- **WORK ITEM**:
Reproduce the full listing that follows, matching it exactly.

- **INPUT FOR THIS TASK**:
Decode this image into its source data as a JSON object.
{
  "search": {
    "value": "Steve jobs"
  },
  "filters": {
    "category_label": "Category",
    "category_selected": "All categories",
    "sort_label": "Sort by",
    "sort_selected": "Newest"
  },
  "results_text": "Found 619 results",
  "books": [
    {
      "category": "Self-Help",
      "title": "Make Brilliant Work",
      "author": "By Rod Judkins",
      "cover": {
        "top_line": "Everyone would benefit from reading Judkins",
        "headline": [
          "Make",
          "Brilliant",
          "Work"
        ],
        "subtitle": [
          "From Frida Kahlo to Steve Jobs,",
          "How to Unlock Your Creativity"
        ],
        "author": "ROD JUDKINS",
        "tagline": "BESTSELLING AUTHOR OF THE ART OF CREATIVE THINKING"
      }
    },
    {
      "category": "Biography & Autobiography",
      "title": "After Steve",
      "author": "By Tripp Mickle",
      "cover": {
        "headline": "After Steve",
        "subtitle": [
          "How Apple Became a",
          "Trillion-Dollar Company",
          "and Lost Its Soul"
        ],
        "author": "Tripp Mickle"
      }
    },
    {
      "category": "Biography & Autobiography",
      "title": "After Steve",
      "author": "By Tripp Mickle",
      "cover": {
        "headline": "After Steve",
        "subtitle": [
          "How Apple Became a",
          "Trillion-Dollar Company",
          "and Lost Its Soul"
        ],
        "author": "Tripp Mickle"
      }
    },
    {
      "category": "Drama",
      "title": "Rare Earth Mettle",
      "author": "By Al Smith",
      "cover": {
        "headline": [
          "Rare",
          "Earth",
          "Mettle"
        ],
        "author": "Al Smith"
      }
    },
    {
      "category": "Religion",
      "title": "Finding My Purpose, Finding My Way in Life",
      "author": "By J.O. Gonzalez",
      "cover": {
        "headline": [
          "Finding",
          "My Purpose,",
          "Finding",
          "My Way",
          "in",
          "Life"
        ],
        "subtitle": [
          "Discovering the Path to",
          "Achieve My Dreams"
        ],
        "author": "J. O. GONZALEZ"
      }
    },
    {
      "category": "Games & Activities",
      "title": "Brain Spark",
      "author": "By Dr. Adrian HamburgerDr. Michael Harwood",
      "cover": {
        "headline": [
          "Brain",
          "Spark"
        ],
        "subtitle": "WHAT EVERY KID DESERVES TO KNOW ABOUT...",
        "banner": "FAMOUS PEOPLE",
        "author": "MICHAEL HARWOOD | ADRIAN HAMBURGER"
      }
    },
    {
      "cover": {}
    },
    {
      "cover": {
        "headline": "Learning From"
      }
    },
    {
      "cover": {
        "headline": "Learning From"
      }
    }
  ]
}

- **YOUR SOLUTION**:
Decode this image into its source data as a JSON object.
{
  "search": {
    "value": "Steve jobs"
  },
  "filters": {
    "category_label": "Category",
    "category_selected": "All categories",
    "sort_label": "Sort by",
    "sort_selected": "Newest"
  },
  "results_text": "Found 619 results",
  "books": [
    {
      "category": "Self-Help",
      "title": "Make Brilliant Work",
      "author": "By Rod Judkins",
      "cover": {
        "top_line": "Everyone would benefit from reading Judkins",
        "headline": [
          "Make",
          "Brilliant",
          "Work"
        ],
        "subtitle": [
          "From Frida Kahlo to Steve Jobs,",
          "How to Unlock Your Creativity"
        ],
        "author": "ROD JUDKINS",
        "tagline": "BESTSELLING AUTHOR OF THE ART OF CREATIVE THINKING"
      }
    },
    {
      "category": "Biography & Autobiography",
      "title": "After Steve",
      "author": "By Tripp Mickle",
      "cover": {
        "headline": "After Steve",
        "subtitle": [
          "How Apple Became a",
          "Trillion-Dollar Company",
          "and Lost Its Soul"
        ],
        "author": "Tripp Mickle"
      }
    },
    {
      "category": "Biography & Autobiography",
      "title": "After Steve",
      "author": "By Tripp Mickle",
      "cover": {
        "headline": "After Steve",
        "subtitle": [
          "How Apple Became a",
          "Trillion-Dollar Company",
          "and Lost Its Soul"
        ],
        "author": "Tripp Mickle"
      }
    },
    {
      "category": "Drama",
      "title": "Rare Earth Mettle",
      "author": "By Al Smith",
      "cover": {
        "headline": [
          "Rare",
          "Earth",
          "Mettle"
        ],
        "author": "Al Smith"
      }
    },
    {
      "category": "Religion",
      "title": "Finding My Purpose, Finding My Way in Life",
      "author": "By J.O. Gonzalez",
      "cover": {
        "headline": [
          "Finding",
          "My Purpose,",
          "Finding",
          "My Way",
          "in",
          "Life"
        ],
        "subtitle": [
          "Discovering the Path to",
          "Achieve My Dreams"
        ],
        "author": "J. O. GONZALEZ"
      }
    },
    {
      "category": "Games & Activities",
      "title": "Brain Spark",
      "author": "By Dr. Adrian HamburgerDr. Michael Harwood",
      "cover": {
        "headline": [
          "Brain",
          "Spark"
        ],
        "subtitle": "WHAT EVERY KID DESERVES TO KNOW ABOUT...",
        "banner": "FAMOUS PEOPLE",
        "author": "MICHAEL HARWOOD | ADRIAN HAMBURGER"
      }
    },
    {
      "cover": {}
    },
    {
      "cover": {
        "headline": "Learning From"
      }
    },
    {
      "cover": {
        "headline": "Learning From"
      }
    }
  ]
}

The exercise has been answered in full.